→ **Action item**
Take each line of the listing that has the string "unit" and report it.

→ **Data records**
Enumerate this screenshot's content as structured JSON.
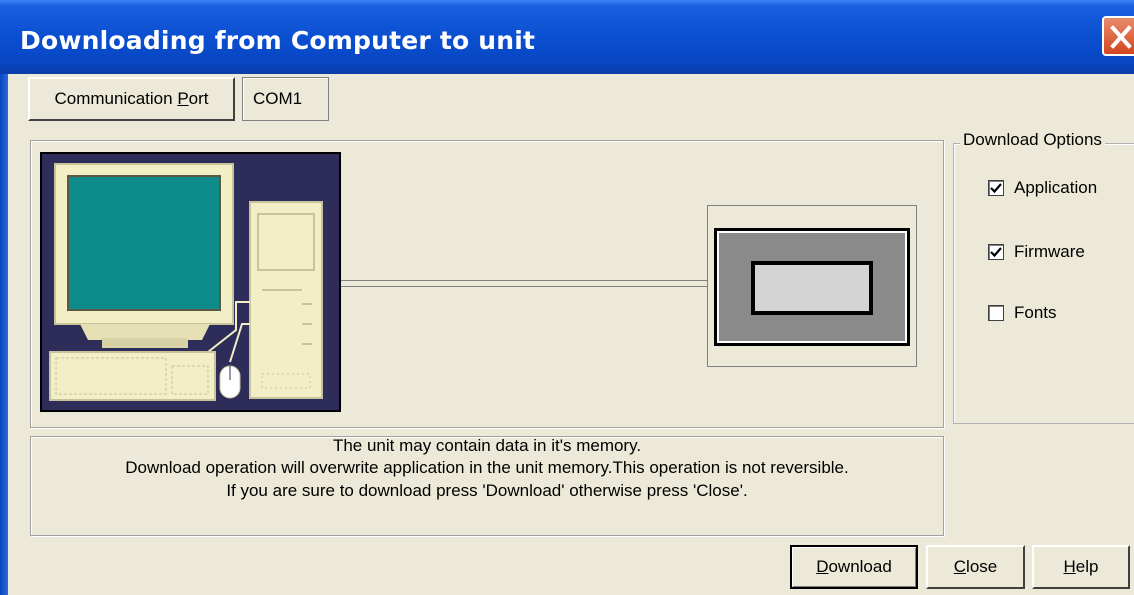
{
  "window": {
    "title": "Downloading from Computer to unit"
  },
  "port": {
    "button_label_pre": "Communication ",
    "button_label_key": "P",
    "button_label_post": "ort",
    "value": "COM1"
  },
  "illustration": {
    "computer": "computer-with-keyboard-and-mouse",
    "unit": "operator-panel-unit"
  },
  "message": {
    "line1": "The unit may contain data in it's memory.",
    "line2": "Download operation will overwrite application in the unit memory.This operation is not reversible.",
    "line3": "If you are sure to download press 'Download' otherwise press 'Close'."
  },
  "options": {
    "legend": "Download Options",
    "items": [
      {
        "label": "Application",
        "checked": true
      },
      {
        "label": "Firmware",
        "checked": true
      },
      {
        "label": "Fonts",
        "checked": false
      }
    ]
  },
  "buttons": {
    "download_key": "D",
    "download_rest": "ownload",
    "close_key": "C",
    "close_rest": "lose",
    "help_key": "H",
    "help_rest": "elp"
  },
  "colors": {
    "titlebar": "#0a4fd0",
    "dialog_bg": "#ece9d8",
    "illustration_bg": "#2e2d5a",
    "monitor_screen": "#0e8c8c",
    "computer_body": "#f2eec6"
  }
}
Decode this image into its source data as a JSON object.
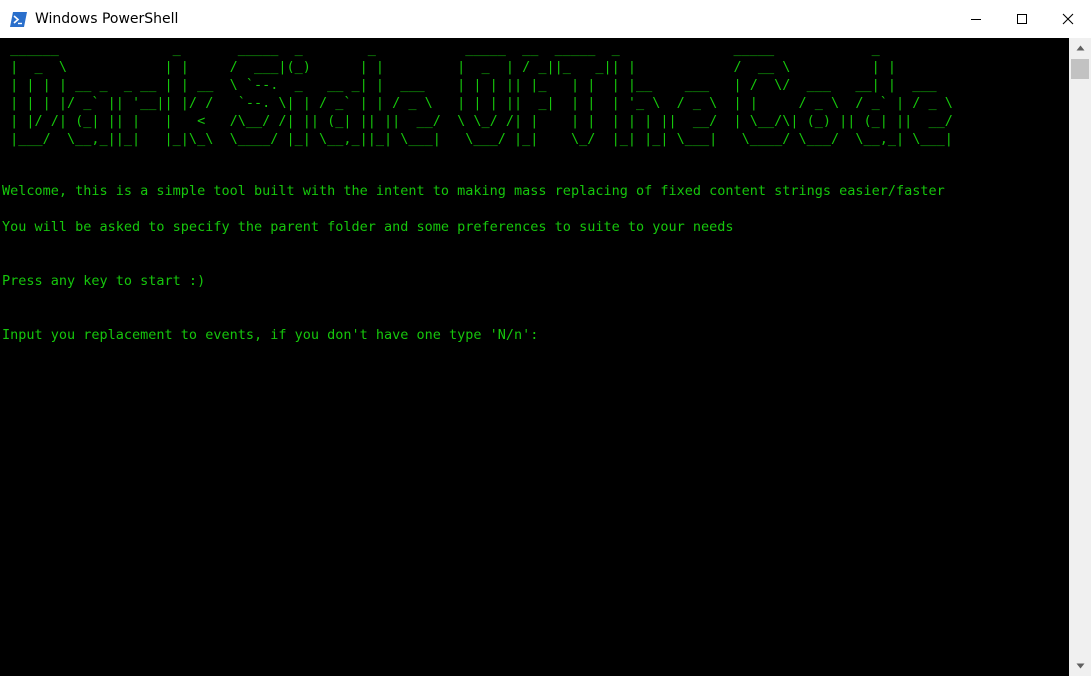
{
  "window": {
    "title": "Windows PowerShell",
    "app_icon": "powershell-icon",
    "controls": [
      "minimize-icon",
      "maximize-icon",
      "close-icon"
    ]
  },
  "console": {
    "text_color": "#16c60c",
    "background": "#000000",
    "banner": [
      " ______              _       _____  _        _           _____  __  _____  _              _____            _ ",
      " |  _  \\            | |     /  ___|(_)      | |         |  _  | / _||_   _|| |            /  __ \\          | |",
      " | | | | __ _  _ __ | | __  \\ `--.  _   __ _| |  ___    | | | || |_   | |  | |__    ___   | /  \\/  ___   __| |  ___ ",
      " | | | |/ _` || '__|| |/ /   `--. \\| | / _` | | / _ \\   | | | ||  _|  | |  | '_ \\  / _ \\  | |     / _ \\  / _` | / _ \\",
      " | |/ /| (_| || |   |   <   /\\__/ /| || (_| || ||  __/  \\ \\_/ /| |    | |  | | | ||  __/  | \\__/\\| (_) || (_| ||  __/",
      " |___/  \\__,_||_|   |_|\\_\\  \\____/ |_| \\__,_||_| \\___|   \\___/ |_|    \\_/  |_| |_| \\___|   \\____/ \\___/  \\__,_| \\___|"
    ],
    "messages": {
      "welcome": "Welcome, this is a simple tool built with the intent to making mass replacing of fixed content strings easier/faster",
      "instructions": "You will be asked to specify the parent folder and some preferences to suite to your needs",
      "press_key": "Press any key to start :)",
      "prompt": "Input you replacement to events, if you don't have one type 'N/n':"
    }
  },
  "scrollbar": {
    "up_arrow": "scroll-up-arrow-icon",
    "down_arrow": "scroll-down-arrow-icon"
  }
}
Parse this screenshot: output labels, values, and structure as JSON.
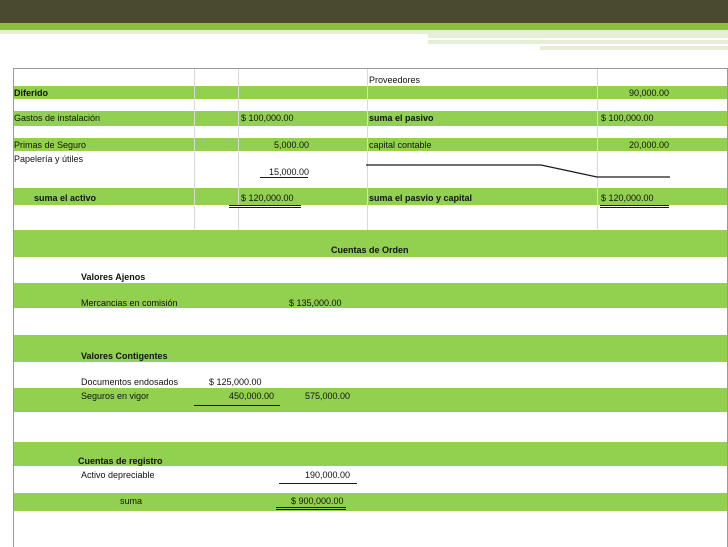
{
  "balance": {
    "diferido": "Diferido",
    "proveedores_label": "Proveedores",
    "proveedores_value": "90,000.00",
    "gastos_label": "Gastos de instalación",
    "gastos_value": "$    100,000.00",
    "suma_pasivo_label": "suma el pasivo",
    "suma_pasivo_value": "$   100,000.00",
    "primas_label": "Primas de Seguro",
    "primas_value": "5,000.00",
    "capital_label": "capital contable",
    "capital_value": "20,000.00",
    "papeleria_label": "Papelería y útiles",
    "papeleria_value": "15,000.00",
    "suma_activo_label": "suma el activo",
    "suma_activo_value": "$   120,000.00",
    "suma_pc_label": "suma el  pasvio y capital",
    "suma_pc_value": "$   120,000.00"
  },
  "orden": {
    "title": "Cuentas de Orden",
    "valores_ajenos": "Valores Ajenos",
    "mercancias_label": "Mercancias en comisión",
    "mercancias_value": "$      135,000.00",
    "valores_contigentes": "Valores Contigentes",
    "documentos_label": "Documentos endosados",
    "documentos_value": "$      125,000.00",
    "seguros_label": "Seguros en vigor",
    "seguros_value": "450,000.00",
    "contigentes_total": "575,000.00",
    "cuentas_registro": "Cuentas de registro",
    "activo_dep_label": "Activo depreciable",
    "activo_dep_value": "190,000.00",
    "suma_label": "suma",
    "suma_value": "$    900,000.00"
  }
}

→ **Response box**
    "title": "Downloading from Computer to unit"
    "unit": "operator-panel-unit"
    "line1": "The unit may contain data in it's memory.",
    "line2": "Download operation will overwrite application in the unit memory.This operation is not reversible.",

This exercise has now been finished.